Catch up on Jxdn, ACL Fest's rising pop-punk prince keeping the Blink-182 dynasty alive
No, you didn't show up too early for Machine Gun Kelly. (I get it, his giant pill bottle prop was visible on the stage.) But you're not far off. The peroxide prince playing pop-punk at Austin City Limits Music Festival in the early afternoon on Oct. 8 was Jxdn. He's MGK's own tour opening act, but more to the point, he seems to be the future of the genre.
"It's crazy. I didn't think the fans I have would be so diehard," Jxdn — pronounced Jaden— told the American-Statesman in an interview before he hit the Honda Stage at 2:30 p.m.
And diehard, they are. For an early ACL Fest set, Jxdn's audience was loud and mighty, and you better believe they knew the words. His fans seem to stick around and aren't fairweather, he said: "That's something that I'm really grateful for."
That said, Jxdn's career is young, but he's already got plenty to be proud of. After hitting it big on TikTok as a personality, he started his music career last year, inspired by the late emo rapper Juice WRLD. From then to now, he's signed to Blink-182 drummer Travis Barker's label, released a debut album called "Tell Me About Tomorrow" and announced plans for his own headlining tour.
"He has so much wisdom," Jxdn said of Barker, who's basically the dean of the pop-punk genre at this point. "It's almost like a cheat code. Every time we get in the studio, I know we're going to have a song that's worth putting out."
The mentorship also led to one song that bridges the old and new schools: "A Wasted Year," which interpolates Blink-182's 2003 song "Feeling This" to instantly pleasing effect.
Barker is "down for anything," Jxdn told the Statesman, and if the young singer wanted to do a country song, he's positive his mentor would be down. They're also talking about including a pop-punk Christmas song — titled "Christmas Sucks," obv — on the deluxe edition of Jxdn's album.
"If Blink didn’t do it, I couldn’t be here," he told the ACL Fest crowd. "Respect who came before you."
Even with the Barker of it all, and the Machine Gun Kelly resemblance, Jxdn's take on the genre that Warped Tour built is wholly that of a 20-year-old who made his name on TikTok. The insistently heart-open choruses, the vocal sneers and the hard-driving rhythms remain from the best of the early 2000s. There's a not-small tint of hip-hop over Jxdn's songs, though, and the subject material — mental health, medication, making it to the next day — are considerably more raw than "All the Small Things." They're themes you also might find on MGK's "Tickets to My Downfall," but the mood's even darker in a Jxdn joint.
(His vocals seemed on point on Friday, though it was hard to tell with backing tracks and recorded features drowning him out for plenty of the set.)
Oh yeah, but there's still the classic heartbreak: "I've wasted so much time on you/ Do you even think about me?" he yelps on "Think About Me" with a kick and jump and kicking jump.

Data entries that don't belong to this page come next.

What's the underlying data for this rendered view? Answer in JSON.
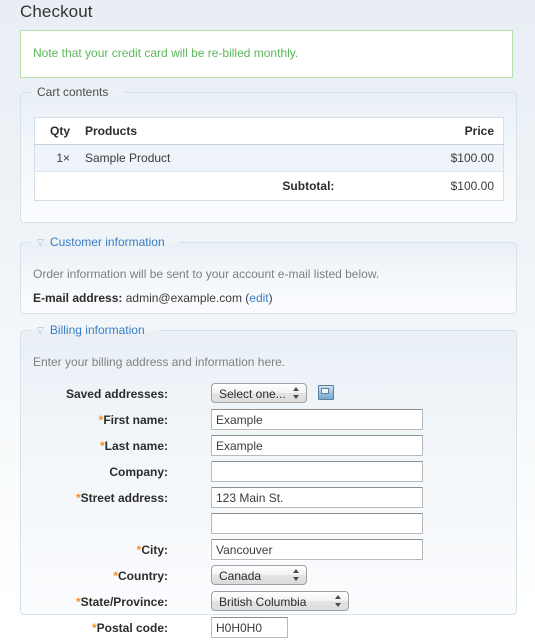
{
  "page": {
    "title": "Checkout"
  },
  "notice": {
    "text": "Note that your credit card will be re-billed monthly."
  },
  "cart": {
    "legend": "Cart contents",
    "columns": {
      "qty": "Qty",
      "products": "Products",
      "price": "Price"
    },
    "rows": [
      {
        "qty": "1×",
        "product": "Sample Product",
        "price": "$100.00"
      }
    ],
    "subtotal_label": "Subtotal:",
    "subtotal_value": "$100.00"
  },
  "customer": {
    "legend": "Customer information",
    "toggle_icon": "triangle-down-icon",
    "description": "Order information will be sent to your account e-mail listed below.",
    "email_label": "E-mail address:",
    "email_value": "admin@example.com",
    "edit_open_paren": "(",
    "edit_link": "edit",
    "edit_close_paren": ")"
  },
  "billing": {
    "legend": "Billing information",
    "toggle_icon": "triangle-down-icon",
    "description": "Enter your billing address and information here.",
    "saved_addresses": {
      "label": "Saved addresses:",
      "selected": "Select one...",
      "icon": "address-book-icon"
    },
    "fields": {
      "first_name": {
        "label": "First name:",
        "required": "*",
        "value": "Example"
      },
      "last_name": {
        "label": "Last name:",
        "required": "*",
        "value": "Example"
      },
      "company": {
        "label": "Company:",
        "required": "",
        "value": ""
      },
      "street_address": {
        "label": "Street address:",
        "required": "*",
        "value": "123 Main St."
      },
      "street_address_2": {
        "label": "",
        "required": "",
        "value": ""
      },
      "city": {
        "label": "City:",
        "required": "*",
        "value": "Vancouver"
      },
      "country": {
        "label": "Country:",
        "required": "*",
        "value": "Canada"
      },
      "state_province": {
        "label": "State/Province:",
        "required": "*",
        "value": "British Columbia"
      },
      "postal_code": {
        "label": "Postal code:",
        "required": "*",
        "value": "H0H0H0"
      }
    }
  },
  "colors": {
    "notice_green": "#5cb85c",
    "link_blue": "#3b7cc4",
    "required_orange": "#f59120",
    "fieldset_border": "#d6e1ea",
    "row_highlight": "#eef4fa"
  }
}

It's his favorite move.
If he worried what people said about him, he wouldn’t be on the stage, Jxdn told the audience. Rebellion is built into the punk spectrum, and Jxdn is not the first (or 124th) artist to deploy the middle finger to great effect in front of a crowd. His brand, though, seems rooted in a radical self-acceptance, the kind that a post-therapy America has learned the words for.
Even if it just means accepting that you like to be comfy.
"I think that there's a bunch of (expletive) that you can do that's punk," Jxdn told the Statesman. "I think I'm punk because I do what I want. I'm wearing a T-shirt and shorts; I'll wear a T-shirt and shorts for the rest of my life."
And you know what else is punk? Grabbing random audience members out of Zilker Park and letting them stand on a catwalk with you while you sing the title track of your debut album, just so that they have a nice birthday.
"Can someone grab her? I don’t know if I have that power," he laughed from the stage when he spotted a fan in the crowd.
(The young lady seemed to have a wonderful time, even if she didn't know she'd be dancing on one of ACL Fest's headliner stages for the entire run time of a song.)
Jxdn's connection with his fans, the ones who knew about him before coming to ACL Fest and ones who didn't, is undeniable. And for someone who just started performing live and spilling his innermost thoughts to millions of streaming listeners, his charisma (and his jumps and his kicks) seem built to grow.